## TRY IT:
The word "JSON" marks the lines to copy; find all of them in the entries below.

## DATASET:
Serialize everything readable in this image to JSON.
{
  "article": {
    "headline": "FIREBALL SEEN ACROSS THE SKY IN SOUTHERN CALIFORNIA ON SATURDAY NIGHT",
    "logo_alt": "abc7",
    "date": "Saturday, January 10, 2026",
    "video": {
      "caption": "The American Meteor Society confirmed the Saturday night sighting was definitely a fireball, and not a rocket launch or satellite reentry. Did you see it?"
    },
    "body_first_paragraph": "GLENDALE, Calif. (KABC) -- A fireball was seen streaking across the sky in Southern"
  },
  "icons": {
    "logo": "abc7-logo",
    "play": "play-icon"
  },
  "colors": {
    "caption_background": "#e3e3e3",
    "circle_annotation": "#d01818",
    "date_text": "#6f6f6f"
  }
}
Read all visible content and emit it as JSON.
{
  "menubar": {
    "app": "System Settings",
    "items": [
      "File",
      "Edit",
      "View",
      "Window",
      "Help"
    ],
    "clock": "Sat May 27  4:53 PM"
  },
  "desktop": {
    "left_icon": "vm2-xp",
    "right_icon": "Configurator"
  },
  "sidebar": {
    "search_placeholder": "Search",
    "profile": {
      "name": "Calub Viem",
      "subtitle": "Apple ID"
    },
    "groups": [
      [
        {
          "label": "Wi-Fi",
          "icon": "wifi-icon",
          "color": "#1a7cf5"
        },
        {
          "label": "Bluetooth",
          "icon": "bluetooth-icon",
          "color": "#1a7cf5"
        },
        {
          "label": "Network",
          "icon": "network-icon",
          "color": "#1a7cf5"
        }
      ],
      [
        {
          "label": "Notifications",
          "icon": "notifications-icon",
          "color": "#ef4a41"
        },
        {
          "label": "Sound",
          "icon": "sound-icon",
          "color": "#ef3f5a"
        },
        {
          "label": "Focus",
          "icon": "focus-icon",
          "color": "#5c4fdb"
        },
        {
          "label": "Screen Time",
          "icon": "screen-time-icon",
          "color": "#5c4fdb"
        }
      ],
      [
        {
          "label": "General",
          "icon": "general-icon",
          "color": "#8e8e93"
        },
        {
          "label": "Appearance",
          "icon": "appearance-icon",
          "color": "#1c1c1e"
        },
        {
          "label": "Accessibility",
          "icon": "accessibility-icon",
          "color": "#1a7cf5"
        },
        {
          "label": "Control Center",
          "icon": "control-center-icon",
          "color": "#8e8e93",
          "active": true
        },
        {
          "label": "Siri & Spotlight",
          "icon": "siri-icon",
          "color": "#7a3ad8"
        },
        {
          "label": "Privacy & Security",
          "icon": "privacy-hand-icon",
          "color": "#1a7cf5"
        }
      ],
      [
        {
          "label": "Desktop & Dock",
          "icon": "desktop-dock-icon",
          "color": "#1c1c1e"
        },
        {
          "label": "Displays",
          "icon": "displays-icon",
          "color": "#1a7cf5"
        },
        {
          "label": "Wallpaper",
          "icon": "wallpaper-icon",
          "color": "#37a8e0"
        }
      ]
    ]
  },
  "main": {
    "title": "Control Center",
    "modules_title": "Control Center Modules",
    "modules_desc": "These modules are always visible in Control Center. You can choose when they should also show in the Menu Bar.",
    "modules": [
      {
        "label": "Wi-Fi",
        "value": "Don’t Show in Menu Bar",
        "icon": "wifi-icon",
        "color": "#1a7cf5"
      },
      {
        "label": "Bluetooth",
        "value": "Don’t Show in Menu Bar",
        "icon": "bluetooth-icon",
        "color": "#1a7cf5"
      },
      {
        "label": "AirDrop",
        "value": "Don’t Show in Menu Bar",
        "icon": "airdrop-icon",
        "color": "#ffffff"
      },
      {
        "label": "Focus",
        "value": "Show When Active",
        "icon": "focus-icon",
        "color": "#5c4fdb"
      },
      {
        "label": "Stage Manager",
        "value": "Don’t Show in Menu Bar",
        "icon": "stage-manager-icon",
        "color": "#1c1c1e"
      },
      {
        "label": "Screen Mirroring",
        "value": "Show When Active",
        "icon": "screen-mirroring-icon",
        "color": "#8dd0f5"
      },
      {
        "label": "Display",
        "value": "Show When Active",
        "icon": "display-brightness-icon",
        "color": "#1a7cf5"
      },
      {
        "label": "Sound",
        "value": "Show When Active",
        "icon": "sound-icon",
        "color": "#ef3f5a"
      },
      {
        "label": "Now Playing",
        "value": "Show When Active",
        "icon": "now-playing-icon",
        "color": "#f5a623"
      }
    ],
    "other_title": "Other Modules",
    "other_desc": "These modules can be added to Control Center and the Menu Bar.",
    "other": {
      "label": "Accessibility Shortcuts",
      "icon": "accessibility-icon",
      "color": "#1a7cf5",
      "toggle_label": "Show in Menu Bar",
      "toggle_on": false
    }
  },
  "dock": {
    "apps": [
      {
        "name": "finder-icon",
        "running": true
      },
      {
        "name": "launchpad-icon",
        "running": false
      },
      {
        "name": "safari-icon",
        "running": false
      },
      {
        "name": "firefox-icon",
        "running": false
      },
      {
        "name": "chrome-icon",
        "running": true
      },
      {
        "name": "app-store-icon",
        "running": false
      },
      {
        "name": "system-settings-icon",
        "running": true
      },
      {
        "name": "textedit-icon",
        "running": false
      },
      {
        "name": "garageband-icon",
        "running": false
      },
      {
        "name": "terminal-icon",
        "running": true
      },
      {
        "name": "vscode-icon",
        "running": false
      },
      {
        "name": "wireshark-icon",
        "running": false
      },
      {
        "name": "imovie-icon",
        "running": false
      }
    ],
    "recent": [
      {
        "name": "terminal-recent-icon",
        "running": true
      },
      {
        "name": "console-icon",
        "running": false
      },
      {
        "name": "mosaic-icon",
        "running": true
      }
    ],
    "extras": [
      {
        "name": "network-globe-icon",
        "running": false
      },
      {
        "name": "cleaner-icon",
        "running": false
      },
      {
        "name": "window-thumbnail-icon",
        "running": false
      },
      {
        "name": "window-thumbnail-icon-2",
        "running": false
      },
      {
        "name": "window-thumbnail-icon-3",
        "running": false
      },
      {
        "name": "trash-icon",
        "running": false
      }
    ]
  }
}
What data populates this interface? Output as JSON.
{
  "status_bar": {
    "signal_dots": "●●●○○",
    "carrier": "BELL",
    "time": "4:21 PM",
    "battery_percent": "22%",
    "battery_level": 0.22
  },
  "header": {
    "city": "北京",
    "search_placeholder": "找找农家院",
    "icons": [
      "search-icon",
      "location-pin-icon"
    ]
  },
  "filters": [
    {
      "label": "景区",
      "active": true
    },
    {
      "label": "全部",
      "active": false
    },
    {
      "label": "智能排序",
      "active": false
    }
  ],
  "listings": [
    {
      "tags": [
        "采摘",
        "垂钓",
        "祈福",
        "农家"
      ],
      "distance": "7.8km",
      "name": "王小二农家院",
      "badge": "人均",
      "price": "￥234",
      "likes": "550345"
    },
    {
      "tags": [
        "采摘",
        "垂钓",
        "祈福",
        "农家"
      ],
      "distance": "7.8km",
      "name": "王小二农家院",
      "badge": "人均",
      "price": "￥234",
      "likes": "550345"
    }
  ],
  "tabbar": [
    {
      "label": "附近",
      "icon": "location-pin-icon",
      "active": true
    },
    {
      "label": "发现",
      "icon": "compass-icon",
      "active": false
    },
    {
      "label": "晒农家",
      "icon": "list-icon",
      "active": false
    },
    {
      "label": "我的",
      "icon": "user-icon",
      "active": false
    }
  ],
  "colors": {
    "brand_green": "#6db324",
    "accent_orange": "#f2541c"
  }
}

## FINAL ANSWER:
Serialize everything readable in this image to JSON.
Read all visible content and emit it as JSON.
What data populates this interface? Output as JSON.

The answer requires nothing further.